Required work -
Using the data below, return every line that holds the word "this".
╔══
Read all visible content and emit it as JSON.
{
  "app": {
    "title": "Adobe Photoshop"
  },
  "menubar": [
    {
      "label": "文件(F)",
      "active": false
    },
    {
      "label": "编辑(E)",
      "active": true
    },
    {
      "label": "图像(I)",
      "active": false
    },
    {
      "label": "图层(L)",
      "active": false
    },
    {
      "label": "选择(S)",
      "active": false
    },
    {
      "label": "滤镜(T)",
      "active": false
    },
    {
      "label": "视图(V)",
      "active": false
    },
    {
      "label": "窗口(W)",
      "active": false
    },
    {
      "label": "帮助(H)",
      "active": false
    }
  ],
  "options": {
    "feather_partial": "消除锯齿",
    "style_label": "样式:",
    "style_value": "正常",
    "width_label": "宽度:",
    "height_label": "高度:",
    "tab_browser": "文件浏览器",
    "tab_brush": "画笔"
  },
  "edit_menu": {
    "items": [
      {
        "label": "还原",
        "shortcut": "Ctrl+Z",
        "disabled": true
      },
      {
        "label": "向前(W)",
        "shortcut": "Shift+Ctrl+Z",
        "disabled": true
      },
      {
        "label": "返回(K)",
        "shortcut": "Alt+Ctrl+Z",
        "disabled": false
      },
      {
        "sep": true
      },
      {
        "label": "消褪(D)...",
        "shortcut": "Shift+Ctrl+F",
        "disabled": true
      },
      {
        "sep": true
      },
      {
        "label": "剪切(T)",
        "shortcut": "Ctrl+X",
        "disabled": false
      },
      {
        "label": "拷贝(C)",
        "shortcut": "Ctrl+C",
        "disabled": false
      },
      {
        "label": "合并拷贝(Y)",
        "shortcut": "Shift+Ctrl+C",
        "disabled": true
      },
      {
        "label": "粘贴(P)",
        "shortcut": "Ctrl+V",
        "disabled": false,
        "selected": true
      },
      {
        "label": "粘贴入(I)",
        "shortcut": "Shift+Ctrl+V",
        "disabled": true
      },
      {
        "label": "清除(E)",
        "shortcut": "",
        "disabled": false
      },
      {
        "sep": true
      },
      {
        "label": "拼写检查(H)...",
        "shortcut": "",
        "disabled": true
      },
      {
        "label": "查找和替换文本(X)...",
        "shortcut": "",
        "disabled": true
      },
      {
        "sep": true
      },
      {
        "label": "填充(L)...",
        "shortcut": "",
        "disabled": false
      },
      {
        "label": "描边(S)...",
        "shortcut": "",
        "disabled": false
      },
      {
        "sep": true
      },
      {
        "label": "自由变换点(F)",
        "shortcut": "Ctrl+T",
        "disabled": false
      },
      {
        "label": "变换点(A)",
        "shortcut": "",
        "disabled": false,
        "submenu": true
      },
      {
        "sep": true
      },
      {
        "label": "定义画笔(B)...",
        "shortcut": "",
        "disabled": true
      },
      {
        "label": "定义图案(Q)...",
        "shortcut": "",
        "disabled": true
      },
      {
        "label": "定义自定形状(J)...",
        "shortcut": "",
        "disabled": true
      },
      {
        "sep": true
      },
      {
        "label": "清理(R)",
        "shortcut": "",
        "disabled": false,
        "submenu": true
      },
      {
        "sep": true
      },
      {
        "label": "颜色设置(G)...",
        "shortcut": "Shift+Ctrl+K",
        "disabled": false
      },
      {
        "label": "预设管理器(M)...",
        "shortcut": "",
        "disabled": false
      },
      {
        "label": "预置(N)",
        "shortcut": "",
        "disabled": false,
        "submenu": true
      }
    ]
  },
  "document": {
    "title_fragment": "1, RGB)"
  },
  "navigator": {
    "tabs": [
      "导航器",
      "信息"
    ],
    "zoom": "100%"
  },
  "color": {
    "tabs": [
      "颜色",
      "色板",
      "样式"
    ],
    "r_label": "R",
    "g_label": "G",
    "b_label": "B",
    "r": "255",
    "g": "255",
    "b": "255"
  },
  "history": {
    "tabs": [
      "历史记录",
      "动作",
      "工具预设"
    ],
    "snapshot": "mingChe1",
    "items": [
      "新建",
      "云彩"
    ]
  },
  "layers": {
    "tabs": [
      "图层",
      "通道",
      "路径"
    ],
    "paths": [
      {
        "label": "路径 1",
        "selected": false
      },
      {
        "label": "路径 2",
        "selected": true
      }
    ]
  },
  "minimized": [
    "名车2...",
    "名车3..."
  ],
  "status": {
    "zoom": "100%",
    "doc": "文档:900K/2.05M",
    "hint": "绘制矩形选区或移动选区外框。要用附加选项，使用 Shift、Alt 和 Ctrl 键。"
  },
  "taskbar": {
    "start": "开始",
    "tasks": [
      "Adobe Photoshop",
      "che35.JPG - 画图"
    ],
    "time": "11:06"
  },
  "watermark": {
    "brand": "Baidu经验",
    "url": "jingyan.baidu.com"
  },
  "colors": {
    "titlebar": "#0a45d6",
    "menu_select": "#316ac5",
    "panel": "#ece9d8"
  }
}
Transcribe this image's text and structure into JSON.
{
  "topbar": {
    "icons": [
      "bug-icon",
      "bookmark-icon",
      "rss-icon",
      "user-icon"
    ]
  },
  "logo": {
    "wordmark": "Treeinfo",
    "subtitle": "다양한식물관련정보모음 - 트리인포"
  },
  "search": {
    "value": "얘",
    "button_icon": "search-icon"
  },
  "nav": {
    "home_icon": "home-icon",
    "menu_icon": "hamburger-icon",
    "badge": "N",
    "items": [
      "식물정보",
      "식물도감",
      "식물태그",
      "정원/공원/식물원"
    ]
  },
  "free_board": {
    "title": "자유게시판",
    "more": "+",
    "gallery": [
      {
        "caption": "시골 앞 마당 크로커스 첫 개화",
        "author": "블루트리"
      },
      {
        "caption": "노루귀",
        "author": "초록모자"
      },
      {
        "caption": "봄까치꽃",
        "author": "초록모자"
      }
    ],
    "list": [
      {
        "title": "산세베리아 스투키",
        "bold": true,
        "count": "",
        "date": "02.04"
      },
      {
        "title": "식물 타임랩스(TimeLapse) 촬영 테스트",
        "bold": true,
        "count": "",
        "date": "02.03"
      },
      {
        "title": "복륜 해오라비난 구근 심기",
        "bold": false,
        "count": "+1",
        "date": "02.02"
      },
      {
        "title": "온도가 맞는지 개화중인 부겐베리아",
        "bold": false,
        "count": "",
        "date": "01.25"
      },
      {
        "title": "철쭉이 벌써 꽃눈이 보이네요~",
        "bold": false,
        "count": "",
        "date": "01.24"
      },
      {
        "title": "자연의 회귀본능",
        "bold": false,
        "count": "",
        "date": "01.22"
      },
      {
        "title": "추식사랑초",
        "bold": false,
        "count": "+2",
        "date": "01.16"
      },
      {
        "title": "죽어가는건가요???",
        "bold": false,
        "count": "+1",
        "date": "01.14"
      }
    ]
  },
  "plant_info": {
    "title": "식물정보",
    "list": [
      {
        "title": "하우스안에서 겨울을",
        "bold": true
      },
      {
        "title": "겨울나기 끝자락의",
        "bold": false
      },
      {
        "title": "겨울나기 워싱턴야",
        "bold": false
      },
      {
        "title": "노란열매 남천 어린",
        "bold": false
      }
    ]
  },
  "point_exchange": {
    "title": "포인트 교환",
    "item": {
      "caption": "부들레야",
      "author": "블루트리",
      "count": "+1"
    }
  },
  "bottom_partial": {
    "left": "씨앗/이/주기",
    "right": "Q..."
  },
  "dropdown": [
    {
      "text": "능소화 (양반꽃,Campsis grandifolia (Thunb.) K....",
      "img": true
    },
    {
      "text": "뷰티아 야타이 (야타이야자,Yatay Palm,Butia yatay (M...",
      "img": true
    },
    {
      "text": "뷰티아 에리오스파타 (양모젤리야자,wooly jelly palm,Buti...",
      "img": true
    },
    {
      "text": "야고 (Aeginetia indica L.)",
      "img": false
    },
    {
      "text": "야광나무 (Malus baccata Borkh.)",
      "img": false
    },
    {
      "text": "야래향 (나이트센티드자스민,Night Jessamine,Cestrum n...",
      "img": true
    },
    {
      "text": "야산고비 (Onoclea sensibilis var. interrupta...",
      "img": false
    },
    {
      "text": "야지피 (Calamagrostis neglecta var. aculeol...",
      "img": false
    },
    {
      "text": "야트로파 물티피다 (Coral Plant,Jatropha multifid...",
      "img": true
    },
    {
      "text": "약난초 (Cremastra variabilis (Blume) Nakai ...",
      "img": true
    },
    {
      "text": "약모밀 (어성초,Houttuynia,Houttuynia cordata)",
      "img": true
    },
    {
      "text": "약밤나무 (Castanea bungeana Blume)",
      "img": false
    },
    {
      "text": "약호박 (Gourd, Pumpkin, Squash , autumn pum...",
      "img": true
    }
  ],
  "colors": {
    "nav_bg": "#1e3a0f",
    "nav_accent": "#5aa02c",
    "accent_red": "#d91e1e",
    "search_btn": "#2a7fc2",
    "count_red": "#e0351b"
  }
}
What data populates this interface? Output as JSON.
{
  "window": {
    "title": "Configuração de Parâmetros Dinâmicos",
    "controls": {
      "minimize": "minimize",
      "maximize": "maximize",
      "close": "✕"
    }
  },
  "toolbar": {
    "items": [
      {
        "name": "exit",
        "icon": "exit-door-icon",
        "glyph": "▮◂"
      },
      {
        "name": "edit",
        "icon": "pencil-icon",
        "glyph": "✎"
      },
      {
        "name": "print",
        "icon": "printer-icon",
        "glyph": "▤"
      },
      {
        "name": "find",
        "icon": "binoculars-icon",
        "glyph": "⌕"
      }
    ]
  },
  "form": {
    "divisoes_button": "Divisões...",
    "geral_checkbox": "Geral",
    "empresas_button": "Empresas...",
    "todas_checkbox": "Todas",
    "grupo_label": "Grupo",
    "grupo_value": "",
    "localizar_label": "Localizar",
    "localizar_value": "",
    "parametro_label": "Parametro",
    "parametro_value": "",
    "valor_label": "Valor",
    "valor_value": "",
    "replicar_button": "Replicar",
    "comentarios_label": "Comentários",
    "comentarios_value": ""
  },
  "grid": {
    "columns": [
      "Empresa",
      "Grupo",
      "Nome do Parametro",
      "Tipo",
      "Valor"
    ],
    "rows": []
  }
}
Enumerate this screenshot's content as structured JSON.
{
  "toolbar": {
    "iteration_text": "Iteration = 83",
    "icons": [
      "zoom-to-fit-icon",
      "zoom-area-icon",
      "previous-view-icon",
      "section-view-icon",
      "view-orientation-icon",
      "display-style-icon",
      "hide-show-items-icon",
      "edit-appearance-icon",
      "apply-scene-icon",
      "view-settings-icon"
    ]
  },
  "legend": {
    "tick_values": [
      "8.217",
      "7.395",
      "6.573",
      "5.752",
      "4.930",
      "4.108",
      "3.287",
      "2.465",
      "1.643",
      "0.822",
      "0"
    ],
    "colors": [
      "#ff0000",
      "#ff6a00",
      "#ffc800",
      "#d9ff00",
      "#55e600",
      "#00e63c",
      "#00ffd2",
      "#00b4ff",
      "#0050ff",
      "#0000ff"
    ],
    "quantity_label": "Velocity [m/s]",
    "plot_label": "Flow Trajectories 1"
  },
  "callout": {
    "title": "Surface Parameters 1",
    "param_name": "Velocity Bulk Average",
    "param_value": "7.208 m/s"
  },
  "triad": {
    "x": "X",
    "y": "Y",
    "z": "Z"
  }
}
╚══
Response box -
Transcribe this image's text and structure into JSON.
What data populates this interface? Output as JSON.
Enumerate this screenshot's content as structured JSON.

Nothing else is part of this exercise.